Anger on the Menu

While in my hometown recently, I settled for a fast food place when the restaurant I wanted wasn’t open. It was a favorite of my mother, who I was visiting at a convalescent home, and I thought it would make this meal a tribute of sorts. But I wasn’t prepared for what else was on the menu.

As I stood looking at the menu on the wall to find something I would want to eat, I overheard an exchange several feet away between a customer and the young woman behind the counter. The man, middle-aged with a long bushy beard, was complaining loudly. It concerned points he had accumulated and a burger with cheese and bacon he felt he was entitled to get. He wanted the problem fixed right then and there.

The woman behind the counter said he would need to speak with a manager who wasn’t available right then. But the man wouldn’t let it go. It was clear he thought he was being ripped off and was angry about it.

I realize this restaurant chain has its rules, but the common sense thing would have been to make amends with this unhappy customer by offering him something on the menu for free although that might not have satisfied him. But obviously the woman didn’t feel she could do anything like that on her own.

The exchange made me uncomfortable. I didn’t know this man and what he was capable of doing. I flashed on national events of recent weeks, in which acts of violence were committed in public places or on private property. Surely, you have read or heard about them.

I left the restaurant and stood outside. There’s no way I wanted to be a victim of this man’s rage. But I also didn’t want fear to rule my life.

So I went back inside.

The man was no longer at the counter. I spotted him eating in the far corner. I gave my order and when the wrap arrived, I found a seat on the opposite side. As I ate, the woman who worked behind the counter stopped after she had finished cleaning a table.

“How is your food?” she asked.

I told her it was good. Then I mentioned the exchange she had with the customer. She said she was waiting for the manager still.

I told her, “Considering what’s been happening, that made me a little nervous.”

Her face was serious as she nodded. “I know what you mean,” she said.

As I left, the man had finished his dinner and was back at the counter. I hope he and the manager were able to find a satisfying solution, a common ground. We surely need more of that these days.

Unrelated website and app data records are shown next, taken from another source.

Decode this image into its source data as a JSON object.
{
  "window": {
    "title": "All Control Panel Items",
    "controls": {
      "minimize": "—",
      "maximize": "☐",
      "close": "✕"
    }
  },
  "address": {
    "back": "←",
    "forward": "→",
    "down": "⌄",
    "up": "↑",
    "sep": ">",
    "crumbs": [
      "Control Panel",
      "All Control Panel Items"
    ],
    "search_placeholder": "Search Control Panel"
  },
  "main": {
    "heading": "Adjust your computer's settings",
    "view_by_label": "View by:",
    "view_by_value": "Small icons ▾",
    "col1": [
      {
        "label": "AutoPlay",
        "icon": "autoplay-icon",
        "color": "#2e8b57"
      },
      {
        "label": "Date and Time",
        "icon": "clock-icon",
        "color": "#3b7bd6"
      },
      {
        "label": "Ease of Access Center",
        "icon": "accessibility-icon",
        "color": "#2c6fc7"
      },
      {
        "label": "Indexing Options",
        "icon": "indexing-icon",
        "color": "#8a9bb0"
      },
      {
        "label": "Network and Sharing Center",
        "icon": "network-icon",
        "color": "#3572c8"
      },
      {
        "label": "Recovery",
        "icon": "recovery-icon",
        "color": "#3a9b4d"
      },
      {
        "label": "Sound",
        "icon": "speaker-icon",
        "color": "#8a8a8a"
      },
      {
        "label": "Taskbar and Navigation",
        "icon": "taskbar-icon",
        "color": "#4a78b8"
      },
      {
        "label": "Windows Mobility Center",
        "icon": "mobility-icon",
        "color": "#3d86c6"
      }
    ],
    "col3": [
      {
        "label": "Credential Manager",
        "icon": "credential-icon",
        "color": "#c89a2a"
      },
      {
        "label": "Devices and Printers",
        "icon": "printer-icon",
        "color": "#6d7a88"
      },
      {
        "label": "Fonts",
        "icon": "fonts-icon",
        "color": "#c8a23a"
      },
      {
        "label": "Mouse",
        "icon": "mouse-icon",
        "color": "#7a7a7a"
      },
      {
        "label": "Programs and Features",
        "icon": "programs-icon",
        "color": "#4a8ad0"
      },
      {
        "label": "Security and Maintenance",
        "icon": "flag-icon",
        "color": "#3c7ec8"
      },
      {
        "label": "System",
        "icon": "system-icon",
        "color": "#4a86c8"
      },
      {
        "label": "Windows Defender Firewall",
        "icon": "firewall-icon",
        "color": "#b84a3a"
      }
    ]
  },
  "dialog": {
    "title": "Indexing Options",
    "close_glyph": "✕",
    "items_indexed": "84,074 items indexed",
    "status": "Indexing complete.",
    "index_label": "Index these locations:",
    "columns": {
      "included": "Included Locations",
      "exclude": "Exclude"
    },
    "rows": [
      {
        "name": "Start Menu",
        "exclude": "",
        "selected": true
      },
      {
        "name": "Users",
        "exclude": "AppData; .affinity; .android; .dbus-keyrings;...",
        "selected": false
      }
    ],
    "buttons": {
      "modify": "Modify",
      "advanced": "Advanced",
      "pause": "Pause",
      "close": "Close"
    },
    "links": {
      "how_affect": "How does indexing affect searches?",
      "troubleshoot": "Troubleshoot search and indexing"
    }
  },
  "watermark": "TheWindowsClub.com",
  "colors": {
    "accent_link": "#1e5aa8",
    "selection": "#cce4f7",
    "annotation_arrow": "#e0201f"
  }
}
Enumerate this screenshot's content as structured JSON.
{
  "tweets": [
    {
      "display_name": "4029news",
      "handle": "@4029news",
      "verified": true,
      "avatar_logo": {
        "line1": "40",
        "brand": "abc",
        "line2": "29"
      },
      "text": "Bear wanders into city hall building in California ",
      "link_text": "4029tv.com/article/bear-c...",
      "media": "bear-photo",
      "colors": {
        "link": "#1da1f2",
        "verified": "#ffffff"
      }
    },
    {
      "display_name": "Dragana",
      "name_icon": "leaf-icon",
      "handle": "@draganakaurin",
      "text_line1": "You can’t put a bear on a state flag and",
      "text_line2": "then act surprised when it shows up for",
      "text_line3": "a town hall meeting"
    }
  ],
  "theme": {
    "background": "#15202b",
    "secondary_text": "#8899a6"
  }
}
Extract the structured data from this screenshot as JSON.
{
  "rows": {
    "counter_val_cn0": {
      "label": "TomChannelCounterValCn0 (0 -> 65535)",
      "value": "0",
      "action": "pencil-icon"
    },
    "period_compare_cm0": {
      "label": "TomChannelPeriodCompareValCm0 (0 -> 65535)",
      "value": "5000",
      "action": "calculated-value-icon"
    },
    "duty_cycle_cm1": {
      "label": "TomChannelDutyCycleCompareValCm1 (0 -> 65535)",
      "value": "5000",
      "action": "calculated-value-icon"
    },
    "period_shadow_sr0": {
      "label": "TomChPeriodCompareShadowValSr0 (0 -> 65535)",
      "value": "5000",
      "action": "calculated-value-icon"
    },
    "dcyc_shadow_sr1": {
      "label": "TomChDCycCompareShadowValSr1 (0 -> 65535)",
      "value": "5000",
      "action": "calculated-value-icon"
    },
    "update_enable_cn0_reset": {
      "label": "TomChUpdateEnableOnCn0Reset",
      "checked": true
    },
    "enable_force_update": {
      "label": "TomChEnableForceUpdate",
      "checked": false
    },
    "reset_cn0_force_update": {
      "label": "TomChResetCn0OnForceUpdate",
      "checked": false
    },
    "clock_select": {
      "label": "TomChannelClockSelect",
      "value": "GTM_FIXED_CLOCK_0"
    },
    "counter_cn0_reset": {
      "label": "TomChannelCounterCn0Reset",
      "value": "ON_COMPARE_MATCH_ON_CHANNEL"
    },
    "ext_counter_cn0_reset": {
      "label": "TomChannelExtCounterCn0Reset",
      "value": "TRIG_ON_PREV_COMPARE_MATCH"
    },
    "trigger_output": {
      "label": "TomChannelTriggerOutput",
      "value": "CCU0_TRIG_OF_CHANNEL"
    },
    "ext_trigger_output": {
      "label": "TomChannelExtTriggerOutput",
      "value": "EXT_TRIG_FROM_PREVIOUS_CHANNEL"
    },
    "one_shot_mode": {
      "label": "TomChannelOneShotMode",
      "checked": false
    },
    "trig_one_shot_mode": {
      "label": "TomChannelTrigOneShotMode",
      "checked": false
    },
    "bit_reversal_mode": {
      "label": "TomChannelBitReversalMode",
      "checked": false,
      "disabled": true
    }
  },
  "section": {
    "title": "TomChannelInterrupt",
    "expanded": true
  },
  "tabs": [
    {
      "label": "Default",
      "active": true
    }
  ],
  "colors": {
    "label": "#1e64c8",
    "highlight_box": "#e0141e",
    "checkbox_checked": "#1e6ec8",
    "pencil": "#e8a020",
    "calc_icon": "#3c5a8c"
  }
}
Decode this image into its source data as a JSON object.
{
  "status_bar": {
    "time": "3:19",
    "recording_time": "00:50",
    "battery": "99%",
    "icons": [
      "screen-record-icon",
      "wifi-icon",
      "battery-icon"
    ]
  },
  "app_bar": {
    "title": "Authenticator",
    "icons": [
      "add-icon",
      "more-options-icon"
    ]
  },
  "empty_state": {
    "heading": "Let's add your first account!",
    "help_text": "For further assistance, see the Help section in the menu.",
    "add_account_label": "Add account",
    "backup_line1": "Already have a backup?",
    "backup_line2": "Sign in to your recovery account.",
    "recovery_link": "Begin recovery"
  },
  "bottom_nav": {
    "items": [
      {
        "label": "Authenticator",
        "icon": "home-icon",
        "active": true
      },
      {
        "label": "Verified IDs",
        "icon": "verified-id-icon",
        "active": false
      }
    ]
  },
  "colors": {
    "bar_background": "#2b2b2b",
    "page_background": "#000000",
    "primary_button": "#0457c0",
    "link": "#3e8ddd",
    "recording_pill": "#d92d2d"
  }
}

ABOUT THE IMAGE ABOVE: That’s one of three flowering bushes in our side yard we believe are azaleas.